What you need to do: Line by line, print the records exactly as they are, dropping the pictures.

□ □ □ □ □ □ □

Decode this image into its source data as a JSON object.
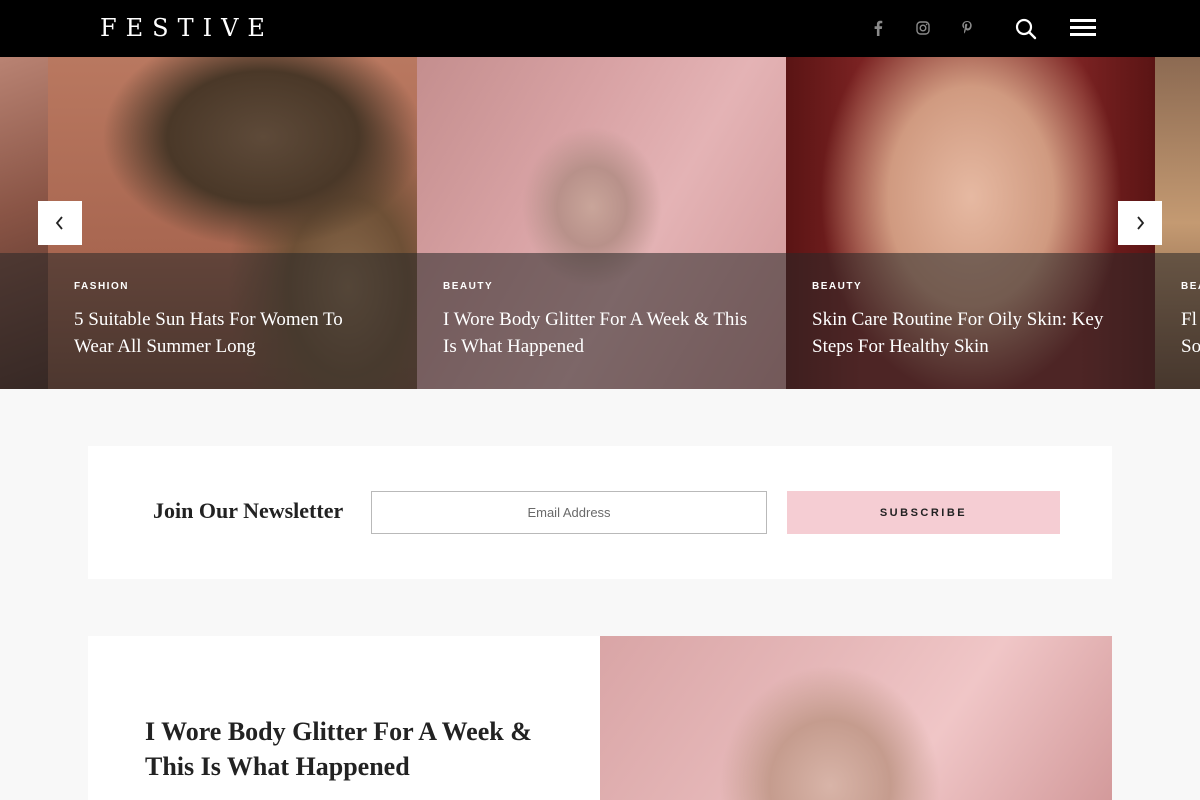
{
  "header": {
    "logo": "FESTIVE",
    "social": [
      "facebook-icon",
      "instagram-icon",
      "pinterest-icon"
    ],
    "search_icon": "search-icon",
    "menu_icon": "hamburger-menu-icon"
  },
  "slider": {
    "prev_icon": "chevron-left-icon",
    "next_icon": "chevron-right-icon",
    "slides": [
      {
        "category": "FASHION",
        "title": "5 Suitable Sun Hats For Women To Wear All Summer Long"
      },
      {
        "category": "BEAUTY",
        "title": "I Wore Body Glitter For A Week & This Is What Happened"
      },
      {
        "category": "BEAUTY",
        "title": "Skin Care Routine For Oily Skin: Key Steps For Healthy Skin"
      },
      {
        "category": "BEA",
        "title": "Fl So"
      }
    ]
  },
  "newsletter": {
    "heading": "Join Our Newsletter",
    "email_placeholder": "Email Address",
    "subscribe_label": "SUBSCRIBE"
  },
  "featured": {
    "title": "I Wore Body Glitter For A Week & This Is What Happened"
  },
  "colors": {
    "header_bg": "#000000",
    "page_bg": "#f8f8f8",
    "subscribe_bg": "#f5cdd3"
  }
}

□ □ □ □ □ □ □

Result of this exercise:
Decode this image into its source data as a JSON object.
{
  "header": {
    "logo": "FESTIVE",
    "social": [
      "facebook-icon",
      "instagram-icon",
      "pinterest-icon"
    ],
    "search_icon": "search-icon",
    "menu_icon": "hamburger-menu-icon"
  },
  "slider": {
    "prev_icon": "chevron-left-icon",
    "next_icon": "chevron-right-icon",
    "slides": [
      {
        "category": "FASHION",
        "title": "5 Suitable Sun Hats For Women To Wear All Summer Long"
      },
      {
        "category": "BEAUTY",
        "title": "I Wore Body Glitter For A Week & This Is What Happened"
      },
      {
        "category": "BEAUTY",
        "title": "Skin Care Routine For Oily Skin: Key Steps For Healthy Skin"
      },
      {
        "category": "BEA",
        "title": "Fl So"
      }
    ]
  },
  "newsletter": {
    "heading": "Join Our Newsletter",
    "email_placeholder": "Email Address",
    "subscribe_label": "SUBSCRIBE"
  },
  "featured": {
    "title": "I Wore Body Glitter For A Week & This Is What Happened"
  },
  "colors": {
    "header_bg": "#000000",
    "page_bg": "#f8f8f8",
    "subscribe_bg": "#f5cdd3"
  }
}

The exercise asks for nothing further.